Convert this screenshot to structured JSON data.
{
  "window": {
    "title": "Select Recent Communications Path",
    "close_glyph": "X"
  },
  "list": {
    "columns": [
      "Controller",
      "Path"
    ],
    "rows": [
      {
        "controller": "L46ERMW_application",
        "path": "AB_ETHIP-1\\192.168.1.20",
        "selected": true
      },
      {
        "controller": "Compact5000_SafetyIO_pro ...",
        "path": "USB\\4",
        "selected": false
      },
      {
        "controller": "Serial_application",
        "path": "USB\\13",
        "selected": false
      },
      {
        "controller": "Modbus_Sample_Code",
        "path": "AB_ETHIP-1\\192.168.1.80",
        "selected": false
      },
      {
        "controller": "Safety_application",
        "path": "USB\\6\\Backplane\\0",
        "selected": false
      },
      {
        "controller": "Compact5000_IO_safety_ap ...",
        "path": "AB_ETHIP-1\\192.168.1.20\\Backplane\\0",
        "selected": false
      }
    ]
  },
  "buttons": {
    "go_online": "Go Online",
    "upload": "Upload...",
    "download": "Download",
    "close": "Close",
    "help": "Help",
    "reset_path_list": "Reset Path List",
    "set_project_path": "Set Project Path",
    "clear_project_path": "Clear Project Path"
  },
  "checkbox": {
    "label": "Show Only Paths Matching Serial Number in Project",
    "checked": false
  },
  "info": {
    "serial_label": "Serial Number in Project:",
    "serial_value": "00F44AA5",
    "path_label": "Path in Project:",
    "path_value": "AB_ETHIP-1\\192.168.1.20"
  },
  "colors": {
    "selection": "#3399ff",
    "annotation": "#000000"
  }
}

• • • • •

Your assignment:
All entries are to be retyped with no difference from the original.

Response:
Convert this screenshot to structured JSON data.
{
  "window": {
    "title": "Select Recent Communications Path",
    "close_glyph": "X"
  },
  "list": {
    "columns": [
      "Controller",
      "Path"
    ],
    "rows": [
      {
        "controller": "L46ERMW_application",
        "path": "AB_ETHIP-1\\192.168.1.20",
        "selected": true
      },
      {
        "controller": "Compact5000_SafetyIO_pro ...",
        "path": "USB\\4",
        "selected": false
      },
      {
        "controller": "Serial_application",
        "path": "USB\\13",
        "selected": false
      },
      {
        "controller": "Modbus_Sample_Code",
        "path": "AB_ETHIP-1\\192.168.1.80",
        "selected": false
      },
      {
        "controller": "Safety_application",
        "path": "USB\\6\\Backplane\\0",
        "selected": false
      },
      {
        "controller": "Compact5000_IO_safety_ap ...",
        "path": "AB_ETHIP-1\\192.168.1.20\\Backplane\\0",
        "selected": false
      }
    ]
  },
  "buttons": {
    "go_online": "Go Online",
    "upload": "Upload...",
    "download": "Download",
    "close": "Close",
    "help": "Help",
    "reset_path_list": "Reset Path List",
    "set_project_path": "Set Project Path",
    "clear_project_path": "Clear Project Path"
  },
  "checkbox": {
    "label": "Show Only Paths Matching Serial Number in Project",
    "checked": false
  },
  "info": {
    "serial_label": "Serial Number in Project:",
    "serial_value": "00F44AA5",
    "path_label": "Path in Project:",
    "path_value": "AB_ETHIP-1\\192.168.1.20"
  },
  "colors": {
    "selection": "#3399ff",
    "annotation": "#000000"
  }
}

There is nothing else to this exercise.